50 Shades of Gray Parenting.
What is 50 Shades of Gray Parenting? It’s the moments when something seems like a simple question but is anything but a simple question because behind each one of these seemingly benign inquiries are follow up questions, multiple layers and a thousand possible outcomes. Let me give you an example.
Can I have dessert?
Here are the facts:
1. Stupid question that has no impact on the long term happiness or health of my child or the world at large
2. Question easily answered with one word: yes or no
3. Question that might be the cause of my demise
Let’s take a closer look at the long and winding road of this silly little question…
Can he have dessert? Hmmmm…. What has he eaten today? Has he had any treats? Did someone have a birthday and bring donuts today at school? Did he eat all his dinner? Did he have dessert last night? Will we be celebrating any event tomorrow night that will include dessert? What do we even have for dessert? I think we only have chocolate. Chocolate has dairy. We should be limiting his dairy. Has he had dairy today? Did he have dairy yesterday? Will he have dairy tomorrow? But more importantly than any of these health questions is this one: If I say yes this time will he continue to ask me every day for dessert for the rest of his life?
I repeat, stupid question with no long term or life altering value, but one that is actually not as simple as it appears at first glance. Know why? Because as a mom nothing is simple and nothing is isolated. Unless you’re talking about me hiding in the bathroom checking Facebook on my iPhone. Then I’m isolated for approximately 47 seconds before someone knocks. But that’s not the kind of isolation I’m talking about here.
The influx of these types of questions steeped in 50 shades of gray is mind-boggling. Yet, even when I occasionally stand firm in my black and white answer: “No, you may not have dessert” I am still left swimming up the gray stream.

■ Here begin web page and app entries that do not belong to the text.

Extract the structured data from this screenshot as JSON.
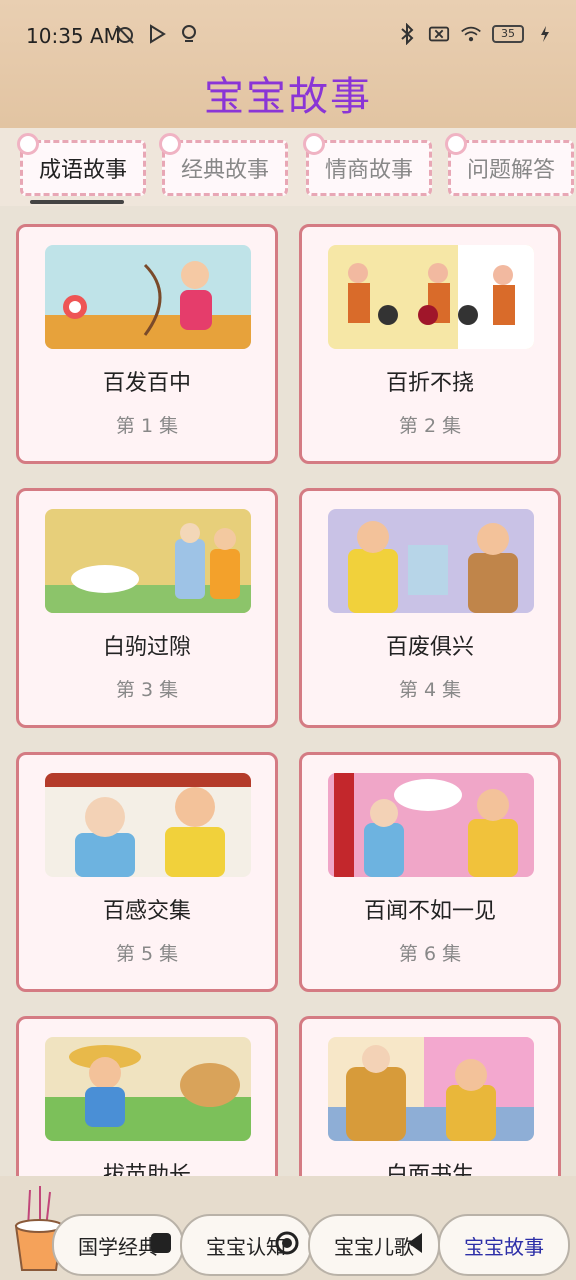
{
  "status": {
    "time": "10:35 AM",
    "left_icons": [
      "alarm-off-icon",
      "play-store-icon",
      "notification-icon"
    ],
    "right_icons": [
      "bluetooth-icon",
      "no-sim-icon",
      "wifi-icon"
    ],
    "battery": "35"
  },
  "header": {
    "title": "宝宝故事",
    "title_color": "#8a35d6"
  },
  "tabs": [
    {
      "label": "成语故事",
      "active": true
    },
    {
      "label": "经典故事",
      "active": false
    },
    {
      "label": "情商故事",
      "active": false
    },
    {
      "label": "问题解答",
      "active": false
    }
  ],
  "cards": [
    {
      "title": "百发百中",
      "episode": "第 1 集",
      "thumb_icon": "archer-cartoon-image"
    },
    {
      "title": "百折不挠",
      "episode": "第 2 集",
      "thumb_icon": "three-men-cartoon-image"
    },
    {
      "title": "白驹过隙",
      "episode": "第 3 集",
      "thumb_icon": "white-horse-cartoon-image"
    },
    {
      "title": "百废俱兴",
      "episode": "第 4 集",
      "thumb_icon": "officials-reading-cartoon-image"
    },
    {
      "title": "百感交集",
      "episode": "第 5 集",
      "thumb_icon": "two-men-cartoon-image"
    },
    {
      "title": "百闻不如一见",
      "episode": "第 6 集",
      "thumb_icon": "emperor-cartoon-image"
    },
    {
      "title": "拔苗助长",
      "episode": "",
      "thumb_icon": "farmer-cartoon-image"
    },
    {
      "title": "白面书生",
      "episode": "",
      "thumb_icon": "scholar-cartoon-image"
    }
  ],
  "bottom_nav": [
    {
      "label": "国学经典",
      "active": false
    },
    {
      "label": "宝宝认知",
      "active": false
    },
    {
      "label": "宝宝儿歌",
      "active": false
    },
    {
      "label": "宝宝故事",
      "active": true
    }
  ],
  "colors": {
    "accent": "#8a35d6",
    "card_border": "#d47b83",
    "active_nav": "#2d2fa8"
  }
}
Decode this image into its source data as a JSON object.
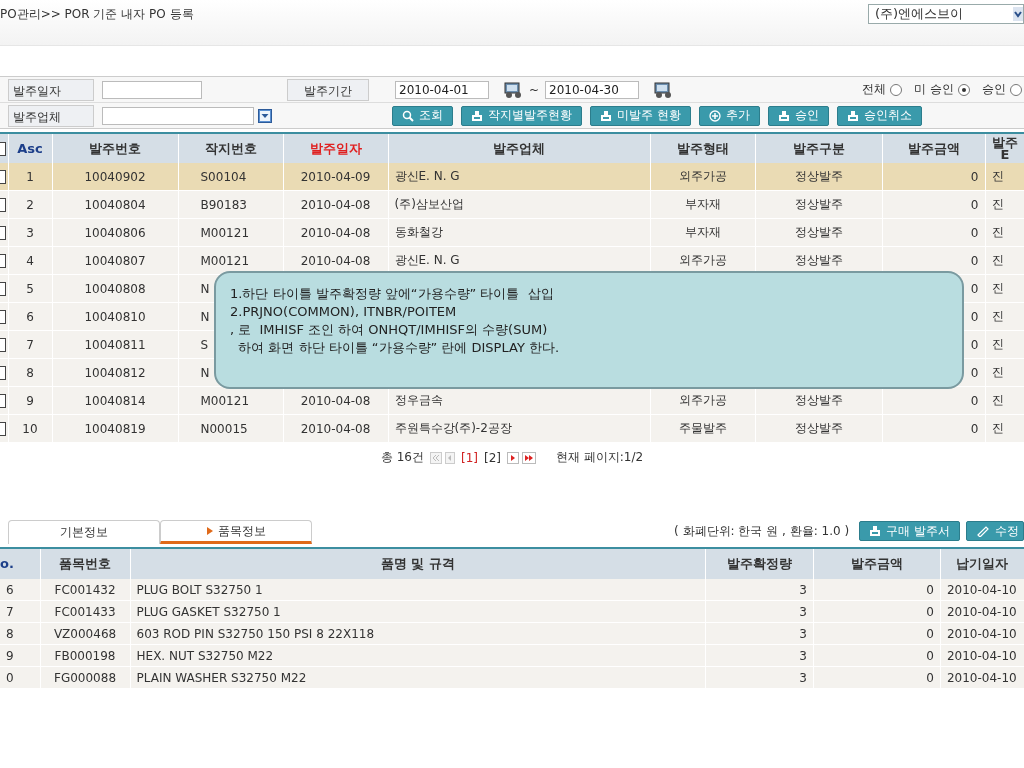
{
  "breadcrumb": "PO관리>> POR 기준 내자 PO 등록",
  "company_select": {
    "value": "(주)엔에스브이"
  },
  "filters": {
    "order_date": {
      "label": "발주일자"
    },
    "period": {
      "label": "발주기간",
      "from": "2010-04-01",
      "separator": "~",
      "to": "2010-04-30"
    },
    "vendor": {
      "label": "발주업체"
    },
    "approval": [
      {
        "label": "전체",
        "selected": false
      },
      {
        "label": "미 승인",
        "selected": true
      },
      {
        "label": "승인",
        "selected": false
      }
    ]
  },
  "actions": [
    {
      "label": "조회",
      "kind": "search"
    },
    {
      "label": "작지별발주현황",
      "kind": "stamp"
    },
    {
      "label": "미발주 현황",
      "kind": "stamp"
    },
    {
      "label": "추가",
      "kind": "plus"
    },
    {
      "label": "승인",
      "kind": "stamp"
    },
    {
      "label": "승인취소",
      "kind": "stamp"
    }
  ],
  "orders": {
    "all_checked": false,
    "columns": [
      {
        "label": "Asc",
        "kind": "sort"
      },
      {
        "label": "발주번호",
        "kind": "plain"
      },
      {
        "label": "작지번호",
        "kind": "plain"
      },
      {
        "label": "발주일자",
        "kind": "sorted"
      },
      {
        "label": "발주업체",
        "kind": "plain"
      },
      {
        "label": "발주형태",
        "kind": "plain"
      },
      {
        "label": "발주구분",
        "kind": "plain"
      },
      {
        "label": "발주금액",
        "kind": "plain"
      },
      {
        "label": "발주 E",
        "kind": "plain"
      }
    ],
    "rows": [
      {
        "selected": true,
        "checked": false,
        "cells": [
          "1",
          "10040902",
          "S00104",
          "2010-04-09",
          "광신E. N. G",
          "외주가공",
          "정상발주",
          "0",
          "진"
        ]
      },
      {
        "selected": false,
        "checked": false,
        "cells": [
          "2",
          "10040804",
          "B90183",
          "2010-04-08",
          "(주)삼보산업",
          "부자재",
          "정상발주",
          "0",
          "진"
        ]
      },
      {
        "selected": false,
        "checked": false,
        "cells": [
          "3",
          "10040806",
          "M00121",
          "2010-04-08",
          "동화철강",
          "부자재",
          "정상발주",
          "0",
          "진"
        ]
      },
      {
        "selected": false,
        "checked": false,
        "cells": [
          "4",
          "10040807",
          "M00121",
          "2010-04-08",
          "광신E. N. G",
          "외주가공",
          "정상발주",
          "0",
          "진"
        ]
      },
      {
        "selected": false,
        "checked": false,
        "cells": [
          "5",
          "10040808",
          "N",
          null,
          null,
          null,
          null,
          "0",
          "진"
        ]
      },
      {
        "selected": false,
        "checked": false,
        "cells": [
          "6",
          "10040810",
          "N",
          null,
          null,
          null,
          null,
          "0",
          "진"
        ]
      },
      {
        "selected": false,
        "checked": false,
        "cells": [
          "7",
          "10040811",
          "S",
          null,
          null,
          null,
          null,
          "0",
          "진"
        ]
      },
      {
        "selected": false,
        "checked": false,
        "cells": [
          "8",
          "10040812",
          "N",
          null,
          null,
          null,
          null,
          "0",
          "진"
        ]
      },
      {
        "selected": false,
        "checked": false,
        "cells": [
          "9",
          "10040814",
          "M00121",
          "2010-04-08",
          "정우금속",
          "외주가공",
          "정상발주",
          "0",
          "진"
        ]
      },
      {
        "selected": false,
        "checked": false,
        "cells": [
          "10",
          "10040819",
          "N00015",
          "2010-04-08",
          "주원특수강(주)-2공장",
          "주물발주",
          "정상발주",
          "0",
          "진"
        ]
      }
    ]
  },
  "callout": [
    "1.하단 타이틀 발주확정량 앞에“가용수량” 타이틀  삽입",
    "2.PRJNO(COMMON), ITNBR/POITEM",
    ", 로  IMHISF 조인 하여 ONHQT/IMHISF의 수량(SUM)",
    "  하여 화면 하단 타이틀 “가용수량” 란에 DISPLAY 한다."
  ],
  "pagination": {
    "total": "총 16건",
    "pages": [
      {
        "label": "[1]",
        "selected": true
      },
      {
        "label": "[2]",
        "selected": false
      }
    ],
    "current": "현재 페이지:1/2"
  },
  "tabs": [
    {
      "label": "기본정보",
      "selected": false
    },
    {
      "label": "품목정보",
      "selected": true
    }
  ],
  "currency_note": "( 화폐단위: 한국 원 , 환율: 1.0 )",
  "detail_buttons": [
    {
      "label": "구매 발주서",
      "kind": "stamp"
    },
    {
      "label": "수정",
      "kind": "pen"
    }
  ],
  "items": {
    "columns": [
      "o.",
      "품목번호",
      "품명 및 규격",
      "발주확정량",
      "발주금액",
      "납기일자"
    ],
    "rows": [
      [
        "6",
        "FC001432",
        "PLUG BOLT S32750 1",
        "3",
        "0",
        "2010-04-10"
      ],
      [
        "7",
        "FC001433",
        "PLUG GASKET S32750 1",
        "3",
        "0",
        "2010-04-10"
      ],
      [
        "8",
        "VZ000468",
        "603 ROD PIN S32750 150 PSI 8 22X118",
        "3",
        "0",
        "2010-04-10"
      ],
      [
        "9",
        "FB000198",
        "HEX. NUT S32750 M22",
        "3",
        "0",
        "2010-04-10"
      ],
      [
        "0",
        "FG000088",
        "PLAIN WASHER S32750 M22",
        "3",
        "0",
        "2010-04-10"
      ]
    ]
  }
}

It’s only dessert. Who gives a rip? Why am I making such a big deal about it? Why am I such a control freak? Should I just lighten the hell up? Give him the freaking dessert. Who cares? But it’s not that simple, is it? Tonight it’s a lollipop. Tomorrow it’s a lollipop and a piece of gum. The next night it will be a Popsicle and a piece of gum. Soon they’ll be asking for 5 pieces of candy and a piece of gum! Nothing is as simple as it seems. And why am I having so many conversations in my head? Great, now I’m crazy too!?
The truth is, from whether or not they can have dessert to what movies they should be allowed to watch and what music they can download there seem to be more and more decisions that have no “right” answers. They only have the solutions we decide to make and more often than not even those decisions will need to be visited and revisited and visited yet again.
And it is this reality that has me standing on the precipice of my sanity, toes curled over the edge, looking down at my happy black and white that has been splattered into gray in the canyon below.
So what can I do about it? Can I change who I am and submit to the gray? Or do I take charge of it and whip that gray into shape so it resembles the black and white I know and love? (See what I did there? That was for you 50 lovers out there;)
I guess the answer is yes… to both questions. I have to yield some of my need for “right” and submit to the fact that the best answer is often “right enough for right now;” while simultaneously restraining the gray so it behaves like the obedient black and white it came from. I guess you can say it isn’t black or white or gray… it’s more.
That’s just my normal.